The Hay-McKinney Mansion

The Hay-McKinney Mansion is 20,000 square foot, Italian Renaissance Revival home, located in the fashionable Wade Allotment. Only briefly inhabited, this living museum tells the stories of Mrs. Clara Hay, the McKinney family, and prominent Clevelanders who built a city through savvy entrepreneurship and generous philanthropy. This mansion is now open to the public during their visits to the Cleveland History Center. Guests may sign up for a guided tour of both floors of the mansion (Tuesday through Saturday) or self guide the first floor.

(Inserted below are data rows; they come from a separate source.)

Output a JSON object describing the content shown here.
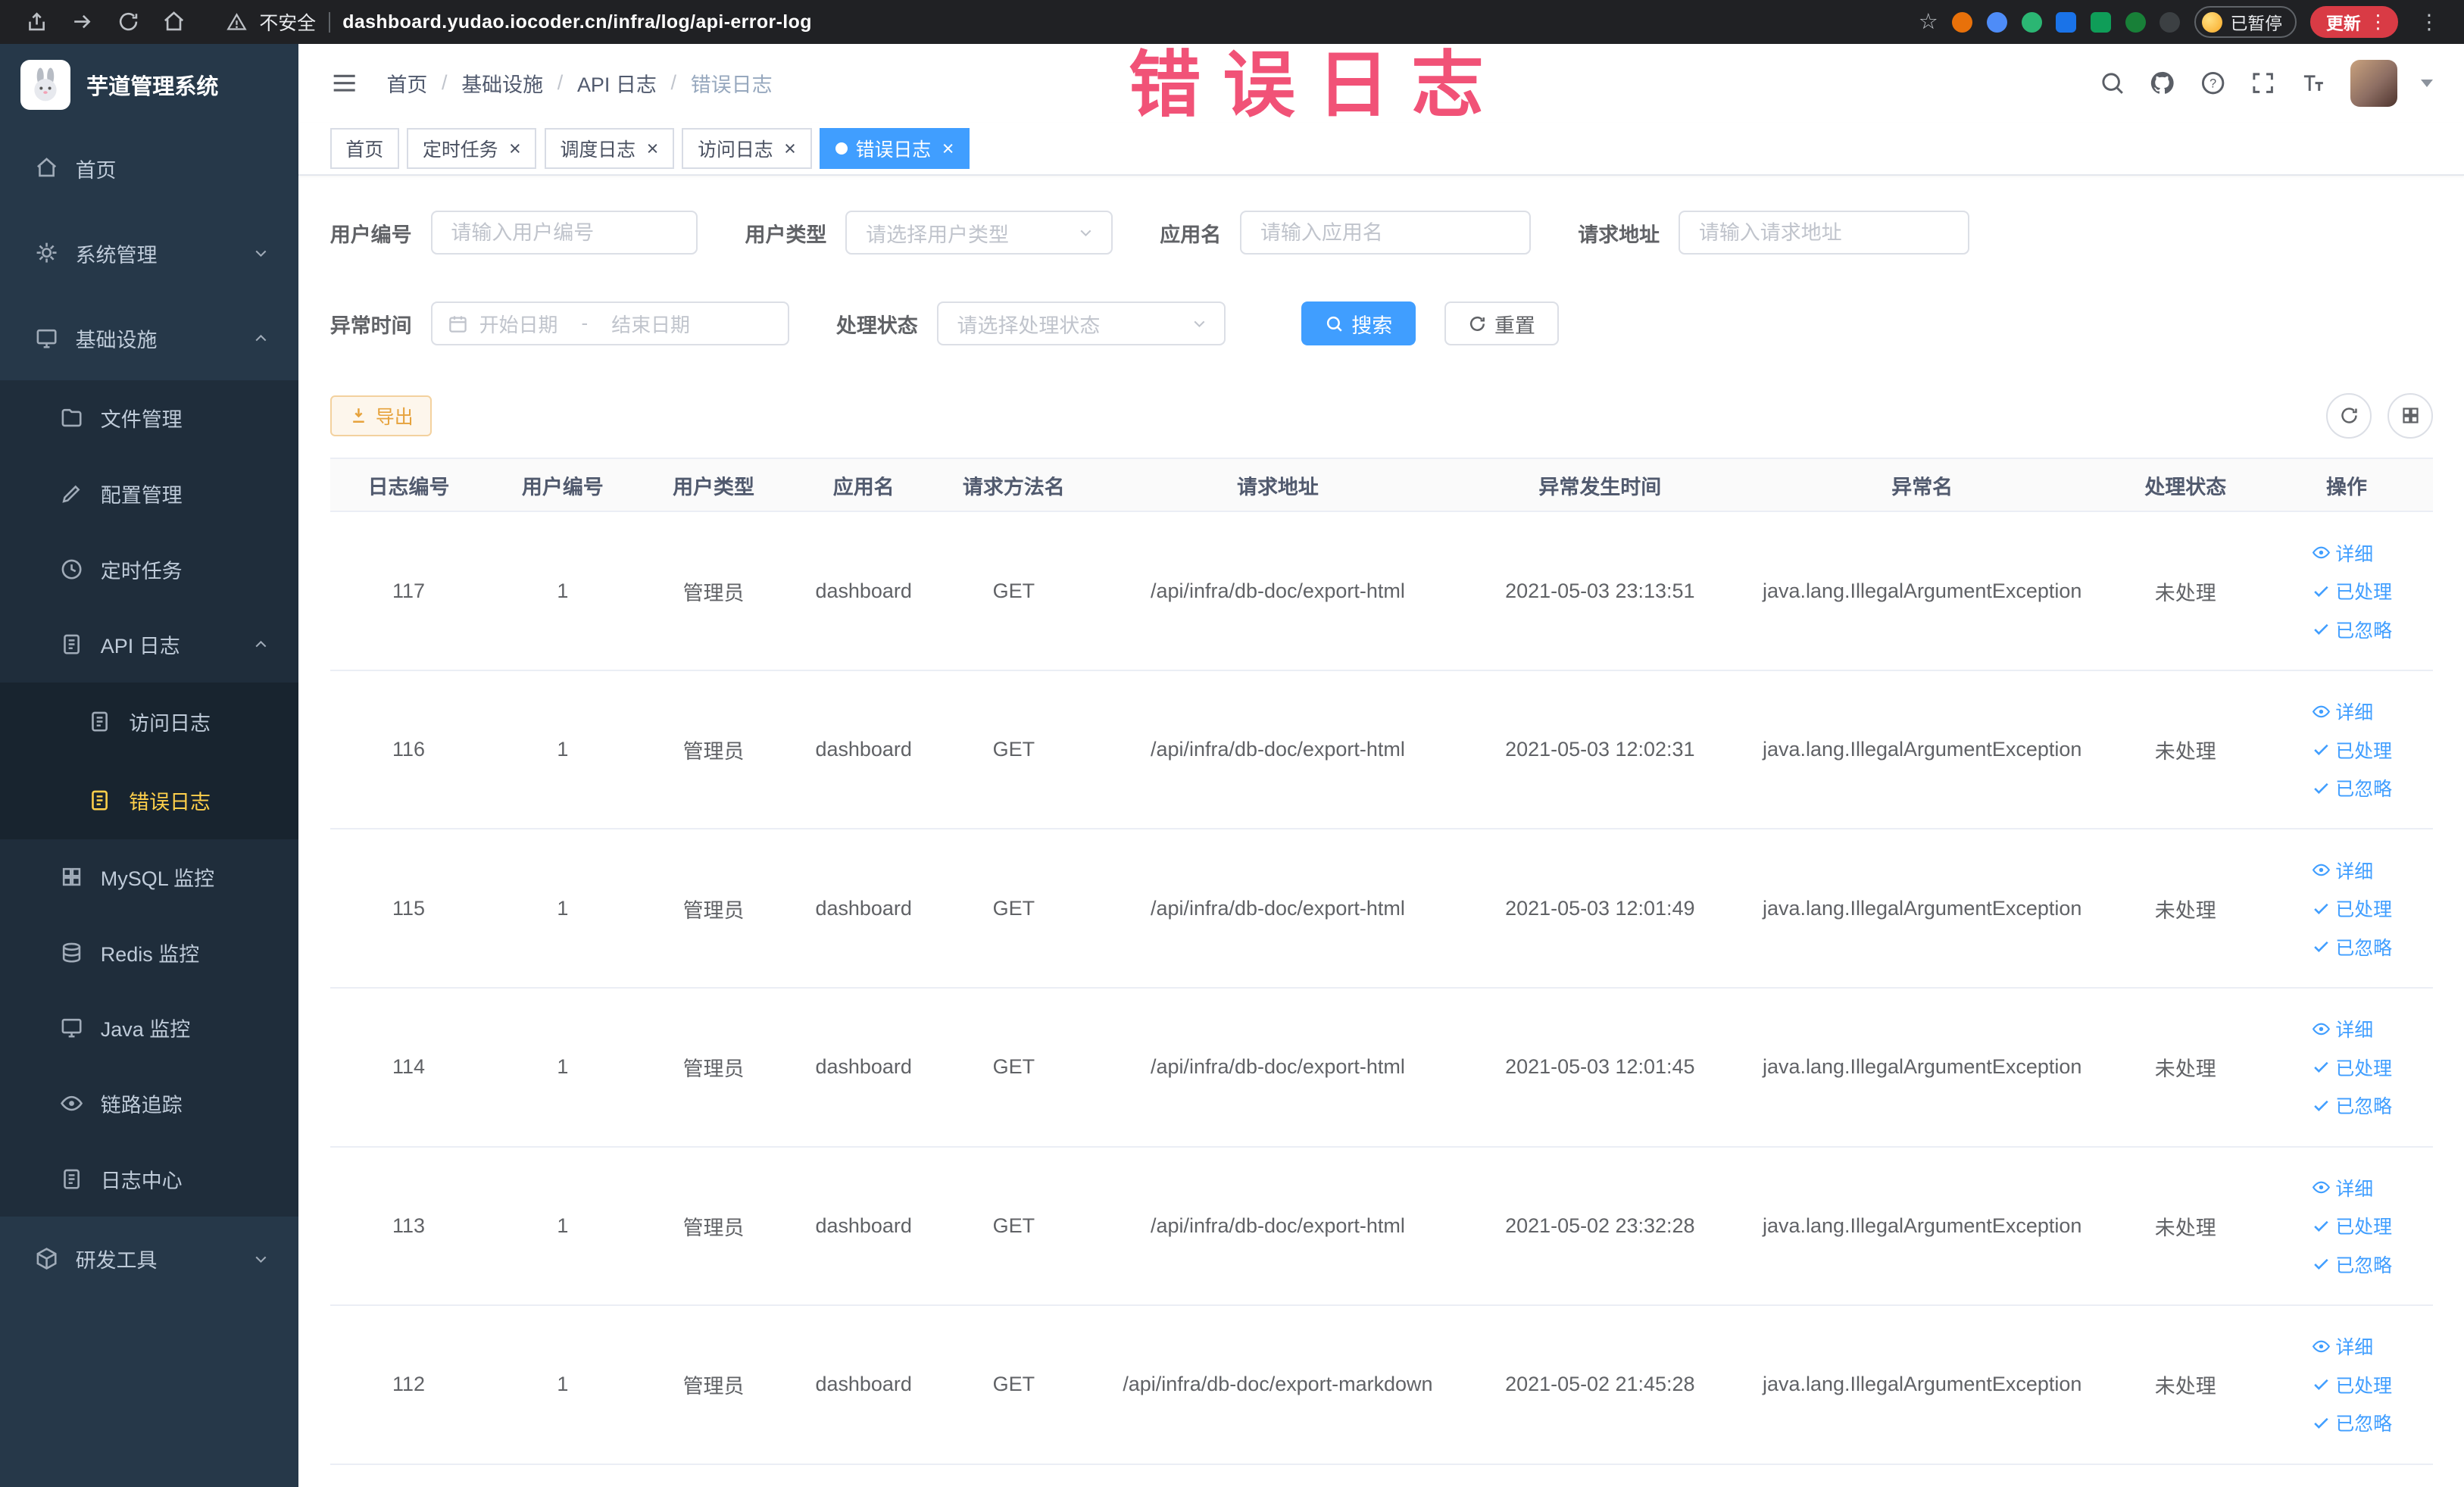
{
  "colors": {
    "accent": "#409eff",
    "warning": "#e6a23c",
    "sidebar_active": "#ffd04b",
    "overlay_text": "#f0446c"
  },
  "browser": {
    "security_label": "不安全",
    "url": "dashboard.yudao.iocoder.cn/infra/log/api-error-log",
    "paused_badge": "已暂停",
    "update_button": "更新"
  },
  "overlay": {
    "text": "错误日志"
  },
  "sidebar": {
    "title": "芋道管理系统",
    "items": [
      {
        "label": "首页",
        "icon": "home",
        "level": 1
      },
      {
        "label": "系统管理",
        "icon": "gear",
        "level": 1,
        "arrow": "down"
      },
      {
        "label": "基础设施",
        "icon": "monitor",
        "level": 1,
        "arrow": "up"
      },
      {
        "label": "文件管理",
        "icon": "folder",
        "level": 2
      },
      {
        "label": "配置管理",
        "icon": "edit",
        "level": 2
      },
      {
        "label": "定时任务",
        "icon": "clock",
        "level": 2
      },
      {
        "label": "API 日志",
        "icon": "doc",
        "level": 2,
        "arrow": "up"
      },
      {
        "label": "访问日志",
        "icon": "doc",
        "level": 3
      },
      {
        "label": "错误日志",
        "icon": "doc",
        "level": 3,
        "active": true
      },
      {
        "label": "MySQL 监控",
        "icon": "grid",
        "level": 2
      },
      {
        "label": "Redis 监控",
        "icon": "db",
        "level": 2
      },
      {
        "label": "Java 监控",
        "icon": "monitor",
        "level": 2
      },
      {
        "label": "链路追踪",
        "icon": "eye",
        "level": 2
      },
      {
        "label": "日志中心",
        "icon": "doc",
        "level": 2
      },
      {
        "label": "研发工具",
        "icon": "box",
        "level": 1,
        "arrow": "down"
      }
    ]
  },
  "header": {
    "breadcrumb": [
      "首页",
      "基础设施",
      "API 日志",
      "错误日志"
    ]
  },
  "tabs": [
    {
      "label": "首页",
      "closable": false,
      "active": false
    },
    {
      "label": "定时任务",
      "closable": true,
      "active": false
    },
    {
      "label": "调度日志",
      "closable": true,
      "active": false
    },
    {
      "label": "访问日志",
      "closable": true,
      "active": false
    },
    {
      "label": "错误日志",
      "closable": true,
      "active": true
    }
  ],
  "filters": {
    "user_id": {
      "label": "用户编号",
      "placeholder": "请输入用户编号"
    },
    "user_type": {
      "label": "用户类型",
      "placeholder": "请选择用户类型"
    },
    "app_name": {
      "label": "应用名",
      "placeholder": "请输入应用名"
    },
    "request_url": {
      "label": "请求地址",
      "placeholder": "请输入请求地址"
    },
    "exception_time": {
      "label": "异常时间",
      "start": "开始日期",
      "end": "结束日期",
      "separator": "-"
    },
    "status": {
      "label": "处理状态",
      "placeholder": "请选择处理状态"
    },
    "search": "搜索",
    "reset": "重置"
  },
  "toolbar": {
    "export_label": "导出"
  },
  "table": {
    "columns": [
      "日志编号",
      "用户编号",
      "用户类型",
      "应用名",
      "请求方法名",
      "请求地址",
      "异常发生时间",
      "异常名",
      "处理状态",
      "操作"
    ],
    "rows": [
      {
        "id": "117",
        "user_id": "1",
        "user_type": "管理员",
        "app": "dashboard",
        "method": "GET",
        "url": "/api/infra/db-doc/export-html",
        "time": "2021-05-03 23:13:51",
        "exception": "java.lang.IllegalArgumentException",
        "status": "未处理"
      },
      {
        "id": "116",
        "user_id": "1",
        "user_type": "管理员",
        "app": "dashboard",
        "method": "GET",
        "url": "/api/infra/db-doc/export-html",
        "time": "2021-05-03 12:02:31",
        "exception": "java.lang.IllegalArgumentException",
        "status": "未处理"
      },
      {
        "id": "115",
        "user_id": "1",
        "user_type": "管理员",
        "app": "dashboard",
        "method": "GET",
        "url": "/api/infra/db-doc/export-html",
        "time": "2021-05-03 12:01:49",
        "exception": "java.lang.IllegalArgumentException",
        "status": "未处理"
      },
      {
        "id": "114",
        "user_id": "1",
        "user_type": "管理员",
        "app": "dashboard",
        "method": "GET",
        "url": "/api/infra/db-doc/export-html",
        "time": "2021-05-03 12:01:45",
        "exception": "java.lang.IllegalArgumentException",
        "status": "未处理"
      },
      {
        "id": "113",
        "user_id": "1",
        "user_type": "管理员",
        "app": "dashboard",
        "method": "GET",
        "url": "/api/infra/db-doc/export-html",
        "time": "2021-05-02 23:32:28",
        "exception": "java.lang.IllegalArgumentException",
        "status": "未处理"
      },
      {
        "id": "112",
        "user_id": "1",
        "user_type": "管理员",
        "app": "dashboard",
        "method": "GET",
        "url": "/api/infra/db-doc/export-markdown",
        "time": "2021-05-02 21:45:28",
        "exception": "java.lang.IllegalArgumentException",
        "status": "未处理"
      }
    ],
    "actions": [
      {
        "label": "详细",
        "icon": "eye"
      },
      {
        "label": "已处理",
        "icon": "check"
      },
      {
        "label": "已忽略",
        "icon": "check"
      }
    ]
  }
}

Built in 1911 by Clara Hay, daughter of railroad magnate Amasa Stone and wife of diplomat and Washington socialite John Hay, this mansion tells the story of Cleveland’s influential citizens. Like many wealthy Clevelanders, the Hays originally lived on Euclid Avenue, or Millionaire’s Row, as it was known. After John Hay’s death in 1905, Clara wanted to be closer to her sister Flora. She had their home demolished and decided to build a new one, this mansion, in Wade Oval. Although the Hay family carefully oversaw the home’s construction they, much like Bingham, never moved in. Unfortunately Flora passed away within the year so Clara chose to return to Washington D.C. after overseeing the completion of the mansion.

The house sat empty, only visited by the groundskeepers and servants who maintained its condition, until Cleveland industrialist and steel executive Price McKinney bought the property in 1916. He, his wife Lucy, and his three children inhabited the house until 1925. The house then sat empty once again until the Western Reserve Historical Society purchased the home from Lucy McKinney in 1938.

The home is now furnished with period artifacts from the WRHS collections, ornate yet comfortable. Each room is laid out as it might have been in the late 18th and early 19th century – even the kitchen. Built from Clara’s vision, shaped by the McKinney’s daily life, and furnished by historic Clevelander’s donations, the mansion on East Boulevard is a picture of a city’s rise and the men and women who shaped it. Today, the Hay-McKinney Mansion is the only historic house in Cleveland open for guided tours on a semi-regular basis.




See video from Cleveland.com’s story on the Hay-McKinney Mansion by clicking here.